▶ [Problem requirements]: Please return the records below exactly as they stand.

[Web page and app entries]
____________________

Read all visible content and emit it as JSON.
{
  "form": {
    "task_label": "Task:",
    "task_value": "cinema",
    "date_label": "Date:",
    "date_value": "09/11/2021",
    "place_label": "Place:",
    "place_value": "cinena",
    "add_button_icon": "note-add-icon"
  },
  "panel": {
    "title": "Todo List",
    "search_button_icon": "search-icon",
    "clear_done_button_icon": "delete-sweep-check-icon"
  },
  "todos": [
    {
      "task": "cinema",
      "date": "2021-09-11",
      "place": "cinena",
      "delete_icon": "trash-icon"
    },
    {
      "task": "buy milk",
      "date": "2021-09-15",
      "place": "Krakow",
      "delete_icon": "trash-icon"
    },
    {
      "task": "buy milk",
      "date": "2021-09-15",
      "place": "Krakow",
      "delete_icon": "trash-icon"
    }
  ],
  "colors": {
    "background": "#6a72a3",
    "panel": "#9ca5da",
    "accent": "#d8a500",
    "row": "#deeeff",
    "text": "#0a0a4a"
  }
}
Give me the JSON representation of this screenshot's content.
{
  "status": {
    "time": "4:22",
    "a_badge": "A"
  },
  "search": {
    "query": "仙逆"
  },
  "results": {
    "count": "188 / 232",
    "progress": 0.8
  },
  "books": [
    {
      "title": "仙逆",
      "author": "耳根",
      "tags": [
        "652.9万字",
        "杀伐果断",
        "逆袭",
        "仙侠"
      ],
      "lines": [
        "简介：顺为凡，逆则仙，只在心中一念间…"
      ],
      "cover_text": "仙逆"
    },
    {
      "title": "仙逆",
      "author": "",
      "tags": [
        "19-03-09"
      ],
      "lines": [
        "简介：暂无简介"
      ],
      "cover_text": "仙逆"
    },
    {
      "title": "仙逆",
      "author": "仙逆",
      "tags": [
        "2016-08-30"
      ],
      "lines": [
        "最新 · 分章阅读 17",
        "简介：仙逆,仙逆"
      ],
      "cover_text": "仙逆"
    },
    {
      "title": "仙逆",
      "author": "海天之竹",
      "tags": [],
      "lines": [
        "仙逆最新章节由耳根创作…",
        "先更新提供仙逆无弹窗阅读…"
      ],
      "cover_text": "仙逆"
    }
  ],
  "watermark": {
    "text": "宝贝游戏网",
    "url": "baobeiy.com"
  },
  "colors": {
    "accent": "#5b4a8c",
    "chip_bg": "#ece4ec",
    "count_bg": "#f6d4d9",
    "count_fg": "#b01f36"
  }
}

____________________

▶ [Answer area]:
Read all visible content and emit it as JSON.
{
  "form": {
    "task_label": "Task:",
    "task_value": "cinema",
    "date_label": "Date:",
    "date_value": "09/11/2021",
    "place_label": "Place:",
    "place_value": "cinena",
    "add_button_icon": "note-add-icon"
  },
  "panel": {
    "title": "Todo List",
    "search_button_icon": "search-icon",
    "clear_done_button_icon": "delete-sweep-check-icon"
  },
  "todos": [
    {
      "task": "cinema",
      "date": "2021-09-11",
      "place": "cinena",
      "delete_icon": "trash-icon"
    },
    {
      "task": "buy milk",
      "date": "2021-09-15",
      "place": "Krakow",
      "delete_icon": "trash-icon"
    },
    {
      "task": "buy milk",
      "date": "2021-09-15",
      "place": "Krakow",
      "delete_icon": "trash-icon"
    }
  ],
  "colors": {
    "background": "#6a72a3",
    "panel": "#9ca5da",
    "accent": "#d8a500",
    "row": "#deeeff",
    "text": "#0a0a4a"
  }
}
Give me the JSON representation of this screenshot's content.
{
  "status": {
    "time": "4:22",
    "a_badge": "A"
  },
  "search": {
    "query": "仙逆"
  },
  "results": {
    "count": "188 / 232",
    "progress": 0.8
  },
  "books": [
    {
      "title": "仙逆",
      "author": "耳根",
      "tags": [
        "652.9万字",
        "杀伐果断",
        "逆袭",
        "仙侠"
      ],
      "lines": [
        "简介：顺为凡，逆则仙，只在心中一念间…"
      ],
      "cover_text": "仙逆"
    },
    {
      "title": "仙逆",
      "author": "",
      "tags": [
        "19-03-09"
      ],
      "lines": [
        "简介：暂无简介"
      ],
      "cover_text": "仙逆"
    },
    {
      "title": "仙逆",
      "author": "仙逆",
      "tags": [
        "2016-08-30"
      ],
      "lines": [
        "最新 · 分章阅读 17",
        "简介：仙逆,仙逆"
      ],
      "cover_text": "仙逆"
    },
    {
      "title": "仙逆",
      "author": "海天之竹",
      "tags": [],
      "lines": [
        "仙逆最新章节由耳根创作…",
        "先更新提供仙逆无弹窗阅读…"
      ],
      "cover_text": "仙逆"
    }
  ],
  "watermark": {
    "text": "宝贝游戏网",
    "url": "baobeiy.com"
  },
  "colors": {
    "accent": "#5b4a8c",
    "chip_bg": "#ece4ec",
    "count_bg": "#f6d4d9",
    "count_fg": "#b01f36"
  }
}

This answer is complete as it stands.